Yet nothing he did in the next half dozen years gave promise of escape from such a fate: he married a Baptist preacher’s daughter, served as a temperance lecturer, and became a small-town weekly newspaper editor. But when he migrated to Burlington, Wisconsin, with his wife and child in the summer of 1843, he had without knowing it taken a major step toward his royal destiny.

In Burlington, Strang took up for the first time the practice of law. During his first winter in the territory, he attended a Mormon meeting to hear an apostle of Joseph Smith’s known as the Wild Ram of the Mountains. Strang had never been susceptible to the theatricality of evangelical preachers. In fact, he had described himself in his diary as “a cool Philosopher.” But perhaps when he saw how the Wild Ram could shake the windowpanes and move his listeners to religious ecstasy, he was envious. We have no record of his feelings, but we know he was sufficiently interested in Mormonism to journey some two hundred miles to the south, to Nauvoo, Illinois, where after talking with Joseph Smith he was baptized a Mormon.

As he baptized Strang, the Prophet is reported to have said: “Thou shall hold the Keys of the Melchizedek priesthood, shall walk with Moses, Enoch, and Elijah, and shall talk with God face to face.” It was not quite like marrying the heir to the British throne, but it had possibilities. Especially in 1844; for Illinois seethed with political intrigue and violent anti-Mormon feeling. Clearly, the sect could not last much longer in Nauvoo. When Strang proposed to Joseph Smith and his brother Hyrum that he found a Mormon colony near Burlington, Wisconsin, they made him an elder of the church and urged him to report on the possibilities to the north.

Strang’s report from Burlington came too late for Joseph Smith to do much about it. On June 27, a few days after receiving it, Joseph and Hyrum were killed by a mob in Carthage, Illinois. Smith had been such a colorful, powerful leader that to many his death meant the end of Mormonism. In the New York Herald ’s, obituary James Gordon Bennett wrote, “The death of the modern Mahomet will seal the fate of Mormonism. They cannot get another Joe Smith. The holy city must tumble into ruins, and the ‘latter day saints’ have indeed come to the latter day.”

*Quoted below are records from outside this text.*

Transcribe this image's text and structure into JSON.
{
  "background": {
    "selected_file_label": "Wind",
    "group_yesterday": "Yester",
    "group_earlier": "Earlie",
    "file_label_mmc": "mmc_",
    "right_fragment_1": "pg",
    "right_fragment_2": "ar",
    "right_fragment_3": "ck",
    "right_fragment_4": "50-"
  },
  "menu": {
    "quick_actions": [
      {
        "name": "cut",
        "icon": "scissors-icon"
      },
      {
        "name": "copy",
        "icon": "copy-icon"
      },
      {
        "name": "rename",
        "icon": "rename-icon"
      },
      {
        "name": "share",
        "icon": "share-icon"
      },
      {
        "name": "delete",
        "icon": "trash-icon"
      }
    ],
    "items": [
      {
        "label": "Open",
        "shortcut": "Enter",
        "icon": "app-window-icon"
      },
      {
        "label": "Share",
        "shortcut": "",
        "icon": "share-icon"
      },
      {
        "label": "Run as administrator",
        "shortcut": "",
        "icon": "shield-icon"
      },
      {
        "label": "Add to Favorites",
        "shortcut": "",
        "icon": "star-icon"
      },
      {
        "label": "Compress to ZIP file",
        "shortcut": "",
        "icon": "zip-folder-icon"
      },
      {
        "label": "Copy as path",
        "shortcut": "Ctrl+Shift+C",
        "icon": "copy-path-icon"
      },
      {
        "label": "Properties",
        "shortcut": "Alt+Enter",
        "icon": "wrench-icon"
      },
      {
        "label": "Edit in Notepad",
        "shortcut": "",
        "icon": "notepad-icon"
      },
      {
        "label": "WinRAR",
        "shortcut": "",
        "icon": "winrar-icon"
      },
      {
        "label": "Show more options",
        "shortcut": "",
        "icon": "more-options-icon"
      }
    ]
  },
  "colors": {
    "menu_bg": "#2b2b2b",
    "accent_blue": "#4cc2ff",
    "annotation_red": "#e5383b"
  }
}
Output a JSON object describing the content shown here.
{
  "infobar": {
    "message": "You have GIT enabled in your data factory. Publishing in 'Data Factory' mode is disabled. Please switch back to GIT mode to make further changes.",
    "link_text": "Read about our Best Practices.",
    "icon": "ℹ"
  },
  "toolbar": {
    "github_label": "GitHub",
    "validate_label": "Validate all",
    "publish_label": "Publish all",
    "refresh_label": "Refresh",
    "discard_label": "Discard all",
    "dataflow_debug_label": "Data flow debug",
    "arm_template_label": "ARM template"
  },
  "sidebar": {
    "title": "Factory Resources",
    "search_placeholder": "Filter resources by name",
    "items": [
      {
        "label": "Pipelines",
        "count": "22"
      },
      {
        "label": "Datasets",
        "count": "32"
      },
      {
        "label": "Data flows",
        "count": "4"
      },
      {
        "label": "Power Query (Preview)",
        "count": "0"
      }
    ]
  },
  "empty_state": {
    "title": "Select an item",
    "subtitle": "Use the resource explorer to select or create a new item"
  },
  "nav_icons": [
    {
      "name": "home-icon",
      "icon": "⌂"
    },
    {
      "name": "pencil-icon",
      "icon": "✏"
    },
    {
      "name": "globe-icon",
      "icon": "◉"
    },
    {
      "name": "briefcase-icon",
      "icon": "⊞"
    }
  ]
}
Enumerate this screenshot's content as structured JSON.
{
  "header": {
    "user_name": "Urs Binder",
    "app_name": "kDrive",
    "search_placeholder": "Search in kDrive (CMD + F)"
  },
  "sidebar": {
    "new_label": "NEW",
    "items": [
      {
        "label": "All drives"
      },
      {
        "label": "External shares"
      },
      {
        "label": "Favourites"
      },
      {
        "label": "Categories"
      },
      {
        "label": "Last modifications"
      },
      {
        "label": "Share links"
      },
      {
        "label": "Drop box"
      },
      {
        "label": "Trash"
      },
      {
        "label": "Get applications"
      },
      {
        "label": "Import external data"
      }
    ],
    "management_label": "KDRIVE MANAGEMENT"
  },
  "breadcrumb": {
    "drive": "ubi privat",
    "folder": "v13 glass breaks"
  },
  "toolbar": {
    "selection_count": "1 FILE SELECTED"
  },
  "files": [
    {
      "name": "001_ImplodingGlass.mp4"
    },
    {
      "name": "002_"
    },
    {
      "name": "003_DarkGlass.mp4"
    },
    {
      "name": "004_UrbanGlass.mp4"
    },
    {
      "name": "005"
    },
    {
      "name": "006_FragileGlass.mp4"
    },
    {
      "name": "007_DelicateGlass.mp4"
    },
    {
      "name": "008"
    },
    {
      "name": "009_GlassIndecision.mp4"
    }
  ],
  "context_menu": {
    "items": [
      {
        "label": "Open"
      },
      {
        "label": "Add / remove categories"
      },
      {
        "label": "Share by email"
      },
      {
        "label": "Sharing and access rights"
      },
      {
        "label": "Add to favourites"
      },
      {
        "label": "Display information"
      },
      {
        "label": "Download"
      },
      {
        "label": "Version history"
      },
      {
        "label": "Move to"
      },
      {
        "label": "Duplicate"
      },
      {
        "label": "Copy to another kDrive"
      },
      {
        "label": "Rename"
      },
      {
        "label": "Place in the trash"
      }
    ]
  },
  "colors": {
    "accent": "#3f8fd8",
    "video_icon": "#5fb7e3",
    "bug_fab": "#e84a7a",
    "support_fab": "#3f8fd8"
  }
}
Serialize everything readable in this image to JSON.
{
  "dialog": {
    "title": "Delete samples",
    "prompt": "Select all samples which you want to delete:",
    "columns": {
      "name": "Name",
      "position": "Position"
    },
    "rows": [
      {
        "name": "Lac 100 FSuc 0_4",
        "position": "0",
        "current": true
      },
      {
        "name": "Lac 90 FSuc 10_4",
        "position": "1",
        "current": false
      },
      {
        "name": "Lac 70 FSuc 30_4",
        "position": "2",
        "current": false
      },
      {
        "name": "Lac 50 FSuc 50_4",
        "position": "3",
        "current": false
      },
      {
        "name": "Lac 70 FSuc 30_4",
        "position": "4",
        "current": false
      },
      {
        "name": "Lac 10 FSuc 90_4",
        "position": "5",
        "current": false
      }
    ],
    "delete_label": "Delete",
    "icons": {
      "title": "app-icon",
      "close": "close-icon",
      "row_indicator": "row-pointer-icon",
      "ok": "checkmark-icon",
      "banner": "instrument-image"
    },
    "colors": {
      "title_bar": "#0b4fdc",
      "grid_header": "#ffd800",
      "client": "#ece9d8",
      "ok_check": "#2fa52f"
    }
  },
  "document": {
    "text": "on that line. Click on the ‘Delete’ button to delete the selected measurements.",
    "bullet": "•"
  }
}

To Bennett’s credit he revised this judgment two days later: “Instead of sealing the fate of Mormonism, we are now rather inclined to believe that this revolting transaction may give only additional and increased strength to that sect.” But the immediate future of the church was extremely dark. As the twelve apostles who ruled the church under Smith assembled in Nauvoo, they were in shocked despair. In this awful crisis of the young church only one Mormon responded with what must have amounted to joy: James Jesse Strang.

At the moment when a rifle ball struck Smith, causing him to fall to his death out of the second-story window of the Carthage jail, Strang was taking a solitary walk through the countryside outside Burlington. As the Prophet’s life was extinguished, Strang said later, he heard celestial music, looked into the sky, and saw an angel accompanied by a heavenly host glide down onto the meadow in which he stood. The angel stretched forth a hand, anointing his head with oil as a sign that henceforth Prophet Strang was to be the supreme ruler of the Saints on earth.